Given records:
--------------------------------------------------

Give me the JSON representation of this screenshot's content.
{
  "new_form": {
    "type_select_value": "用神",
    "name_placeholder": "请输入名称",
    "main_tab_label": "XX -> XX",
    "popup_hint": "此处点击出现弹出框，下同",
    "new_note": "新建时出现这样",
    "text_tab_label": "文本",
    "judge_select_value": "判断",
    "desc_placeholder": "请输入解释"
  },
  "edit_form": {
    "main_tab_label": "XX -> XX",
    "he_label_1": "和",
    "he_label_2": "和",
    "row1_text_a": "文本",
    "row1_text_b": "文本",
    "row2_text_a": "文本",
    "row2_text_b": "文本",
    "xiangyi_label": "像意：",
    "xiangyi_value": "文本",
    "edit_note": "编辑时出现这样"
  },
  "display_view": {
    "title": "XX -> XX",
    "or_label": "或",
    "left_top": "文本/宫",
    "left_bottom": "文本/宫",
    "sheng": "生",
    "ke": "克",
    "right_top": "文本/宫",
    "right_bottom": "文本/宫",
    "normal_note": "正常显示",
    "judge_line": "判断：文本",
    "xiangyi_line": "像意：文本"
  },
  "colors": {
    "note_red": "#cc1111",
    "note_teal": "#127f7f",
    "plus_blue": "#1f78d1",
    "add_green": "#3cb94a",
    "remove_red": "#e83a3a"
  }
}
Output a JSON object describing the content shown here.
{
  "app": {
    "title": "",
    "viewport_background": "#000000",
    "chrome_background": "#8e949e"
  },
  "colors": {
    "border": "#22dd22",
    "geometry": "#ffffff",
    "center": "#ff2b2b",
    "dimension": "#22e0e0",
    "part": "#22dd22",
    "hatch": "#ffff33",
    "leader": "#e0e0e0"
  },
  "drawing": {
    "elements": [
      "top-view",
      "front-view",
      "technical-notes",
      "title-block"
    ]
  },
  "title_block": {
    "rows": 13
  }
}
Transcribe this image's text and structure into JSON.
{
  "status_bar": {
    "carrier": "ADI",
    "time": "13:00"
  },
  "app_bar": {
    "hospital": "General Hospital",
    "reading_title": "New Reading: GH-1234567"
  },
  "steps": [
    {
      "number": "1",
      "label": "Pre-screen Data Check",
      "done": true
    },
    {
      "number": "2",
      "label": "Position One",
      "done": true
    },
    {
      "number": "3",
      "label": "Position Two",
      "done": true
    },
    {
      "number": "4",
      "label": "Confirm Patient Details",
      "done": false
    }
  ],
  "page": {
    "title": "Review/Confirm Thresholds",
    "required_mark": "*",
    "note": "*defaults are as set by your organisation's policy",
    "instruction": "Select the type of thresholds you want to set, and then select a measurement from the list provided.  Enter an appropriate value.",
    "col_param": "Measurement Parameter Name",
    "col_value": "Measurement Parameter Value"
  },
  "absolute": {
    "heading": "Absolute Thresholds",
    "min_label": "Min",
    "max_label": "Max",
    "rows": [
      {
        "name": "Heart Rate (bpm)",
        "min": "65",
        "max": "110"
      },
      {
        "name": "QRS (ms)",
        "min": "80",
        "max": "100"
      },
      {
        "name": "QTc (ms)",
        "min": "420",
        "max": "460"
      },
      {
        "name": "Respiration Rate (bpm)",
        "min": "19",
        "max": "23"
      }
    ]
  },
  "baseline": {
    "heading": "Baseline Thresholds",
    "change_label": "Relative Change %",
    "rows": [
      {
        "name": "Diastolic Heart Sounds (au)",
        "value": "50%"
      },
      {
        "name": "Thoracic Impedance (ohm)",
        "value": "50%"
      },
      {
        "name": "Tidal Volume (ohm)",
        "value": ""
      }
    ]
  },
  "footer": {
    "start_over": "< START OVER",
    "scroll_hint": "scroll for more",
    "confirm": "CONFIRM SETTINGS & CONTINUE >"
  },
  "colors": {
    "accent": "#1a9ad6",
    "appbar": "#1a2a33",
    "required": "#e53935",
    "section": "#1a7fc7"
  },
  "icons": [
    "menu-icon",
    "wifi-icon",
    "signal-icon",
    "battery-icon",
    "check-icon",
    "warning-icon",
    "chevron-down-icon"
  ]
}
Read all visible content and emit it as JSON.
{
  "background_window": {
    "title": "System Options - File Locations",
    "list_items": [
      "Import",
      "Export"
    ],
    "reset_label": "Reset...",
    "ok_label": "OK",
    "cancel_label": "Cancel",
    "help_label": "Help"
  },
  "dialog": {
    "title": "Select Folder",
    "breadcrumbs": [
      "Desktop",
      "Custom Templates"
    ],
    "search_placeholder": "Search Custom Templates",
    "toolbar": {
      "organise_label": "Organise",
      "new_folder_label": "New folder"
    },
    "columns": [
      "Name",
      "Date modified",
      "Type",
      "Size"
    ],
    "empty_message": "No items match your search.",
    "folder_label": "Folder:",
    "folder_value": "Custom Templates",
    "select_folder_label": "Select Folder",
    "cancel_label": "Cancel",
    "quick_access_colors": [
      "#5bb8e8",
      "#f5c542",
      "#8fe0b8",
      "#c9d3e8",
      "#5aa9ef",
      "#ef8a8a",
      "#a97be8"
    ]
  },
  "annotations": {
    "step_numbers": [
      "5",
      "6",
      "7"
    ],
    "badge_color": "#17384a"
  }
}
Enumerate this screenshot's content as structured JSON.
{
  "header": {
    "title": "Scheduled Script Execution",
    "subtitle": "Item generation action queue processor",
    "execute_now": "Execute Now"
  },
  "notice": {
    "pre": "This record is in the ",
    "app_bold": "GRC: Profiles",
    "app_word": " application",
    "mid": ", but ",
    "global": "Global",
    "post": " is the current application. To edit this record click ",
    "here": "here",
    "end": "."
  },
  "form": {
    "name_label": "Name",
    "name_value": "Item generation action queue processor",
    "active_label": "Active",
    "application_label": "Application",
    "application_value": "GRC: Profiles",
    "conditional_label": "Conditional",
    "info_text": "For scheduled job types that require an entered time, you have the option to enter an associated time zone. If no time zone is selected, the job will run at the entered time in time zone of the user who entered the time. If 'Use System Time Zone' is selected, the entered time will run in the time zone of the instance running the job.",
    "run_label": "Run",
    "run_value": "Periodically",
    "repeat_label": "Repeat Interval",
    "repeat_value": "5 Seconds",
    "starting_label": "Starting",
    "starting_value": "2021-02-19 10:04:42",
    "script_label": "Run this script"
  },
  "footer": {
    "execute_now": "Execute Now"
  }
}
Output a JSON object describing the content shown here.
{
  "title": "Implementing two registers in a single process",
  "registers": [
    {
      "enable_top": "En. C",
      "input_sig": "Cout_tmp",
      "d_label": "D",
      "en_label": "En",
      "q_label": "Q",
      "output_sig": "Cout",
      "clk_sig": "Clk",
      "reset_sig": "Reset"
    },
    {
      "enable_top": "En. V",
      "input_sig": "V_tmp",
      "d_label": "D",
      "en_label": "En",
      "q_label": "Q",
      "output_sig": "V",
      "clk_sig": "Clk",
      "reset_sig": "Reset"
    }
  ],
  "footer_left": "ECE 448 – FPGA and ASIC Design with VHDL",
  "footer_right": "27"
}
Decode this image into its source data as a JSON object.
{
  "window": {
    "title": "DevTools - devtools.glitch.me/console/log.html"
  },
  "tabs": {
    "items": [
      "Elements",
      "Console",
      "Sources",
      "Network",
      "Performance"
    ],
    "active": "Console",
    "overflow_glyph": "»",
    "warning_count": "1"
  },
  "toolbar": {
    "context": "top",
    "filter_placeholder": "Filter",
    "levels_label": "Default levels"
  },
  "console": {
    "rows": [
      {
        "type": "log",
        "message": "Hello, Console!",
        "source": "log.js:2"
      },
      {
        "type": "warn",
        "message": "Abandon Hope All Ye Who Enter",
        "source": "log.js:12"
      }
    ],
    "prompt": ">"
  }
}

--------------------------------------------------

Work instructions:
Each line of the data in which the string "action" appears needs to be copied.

Exercise response:
    "subtitle": "Item generation action queue processor",
    "name_value": "Item generation action queue processor",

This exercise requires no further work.